----- Source information -----
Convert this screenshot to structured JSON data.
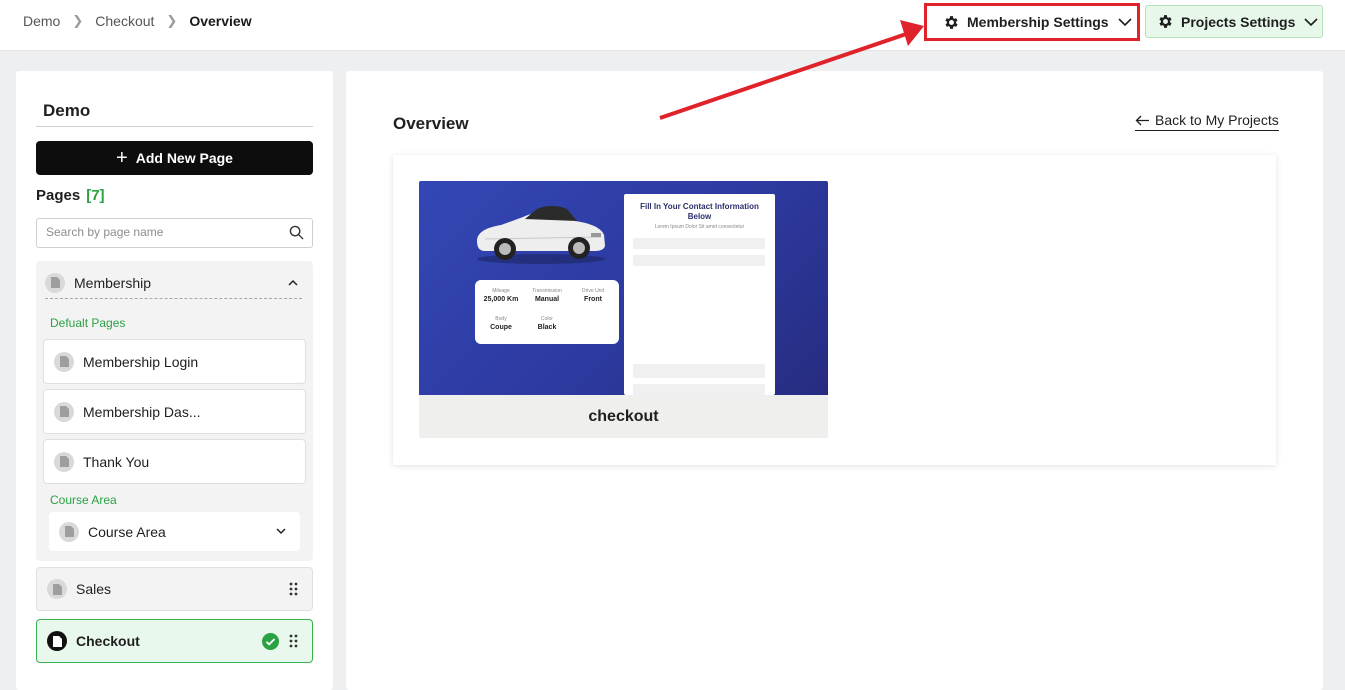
{
  "breadcrumb": [
    "Demo",
    "Checkout",
    "Overview"
  ],
  "header": {
    "membership_settings": "Membership Settings",
    "projects_settings": "Projects Settings"
  },
  "sidebar": {
    "project_name": "Demo",
    "add_page": "Add New Page",
    "pages_label": "Pages",
    "pages_count": "[7]",
    "search_placeholder": "Search by page name",
    "membership_group": {
      "name": "Membership",
      "default_label": "Defualt Pages",
      "default_pages": [
        "Membership Login",
        "Membership Das...",
        "Thank You"
      ],
      "course_label": "Course Area",
      "course_select": "Course Area"
    },
    "other_pages": [
      "Sales",
      "Checkout"
    ]
  },
  "main": {
    "title": "Overview",
    "back_link": "Back to My Projects",
    "card": {
      "caption": "checkout",
      "form_title": "Fill In Your Contact Information Below",
      "form_sub": "Lorem Ipsum Dolor Sit amet consectetur",
      "specs": [
        {
          "k": "Mileage",
          "v": "25,000 Km"
        },
        {
          "k": "Transmission",
          "v": "Manual"
        },
        {
          "k": "Drive Unit",
          "v": "Front"
        },
        {
          "k": "Body",
          "v": "Coupe"
        },
        {
          "k": "Color",
          "v": "Black"
        }
      ]
    }
  },
  "colors": {
    "accent_green": "#2aa142",
    "highlight_red": "#e0232a",
    "thumb_blue": "#2d3aa0"
  },
  "icons": [
    "gear-icon",
    "chevron-down-icon",
    "plus-icon",
    "search-icon",
    "document-icon",
    "chevron-up-icon",
    "drag-handle-icon",
    "check-circle-icon",
    "arrow-left-icon"
  ]
}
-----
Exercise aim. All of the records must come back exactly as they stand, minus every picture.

Answer to this exercise.
Convert this screenshot to structured JSON data.
{
  "breadcrumb": [
    "Demo",
    "Checkout",
    "Overview"
  ],
  "header": {
    "membership_settings": "Membership Settings",
    "projects_settings": "Projects Settings"
  },
  "sidebar": {
    "project_name": "Demo",
    "add_page": "Add New Page",
    "pages_label": "Pages",
    "pages_count": "[7]",
    "search_placeholder": "Search by page name",
    "membership_group": {
      "name": "Membership",
      "default_label": "Defualt Pages",
      "default_pages": [
        "Membership Login",
        "Membership Das...",
        "Thank You"
      ],
      "course_label": "Course Area",
      "course_select": "Course Area"
    },
    "other_pages": [
      "Sales",
      "Checkout"
    ]
  },
  "main": {
    "title": "Overview",
    "back_link": "Back to My Projects",
    "card": {
      "caption": "checkout",
      "form_title": "Fill In Your Contact Information Below",
      "form_sub": "Lorem Ipsum Dolor Sit amet consectetur",
      "specs": [
        {
          "k": "Mileage",
          "v": "25,000 Km"
        },
        {
          "k": "Transmission",
          "v": "Manual"
        },
        {
          "k": "Drive Unit",
          "v": "Front"
        },
        {
          "k": "Body",
          "v": "Coupe"
        },
        {
          "k": "Color",
          "v": "Black"
        }
      ]
    }
  },
  "colors": {
    "accent_green": "#2aa142",
    "highlight_red": "#e0232a",
    "thumb_blue": "#2d3aa0"
  },
  "icons": [
    "gear-icon",
    "chevron-down-icon",
    "plus-icon",
    "search-icon",
    "document-icon",
    "chevron-up-icon",
    "drag-handle-icon",
    "check-circle-icon",
    "arrow-left-icon"
  ]
}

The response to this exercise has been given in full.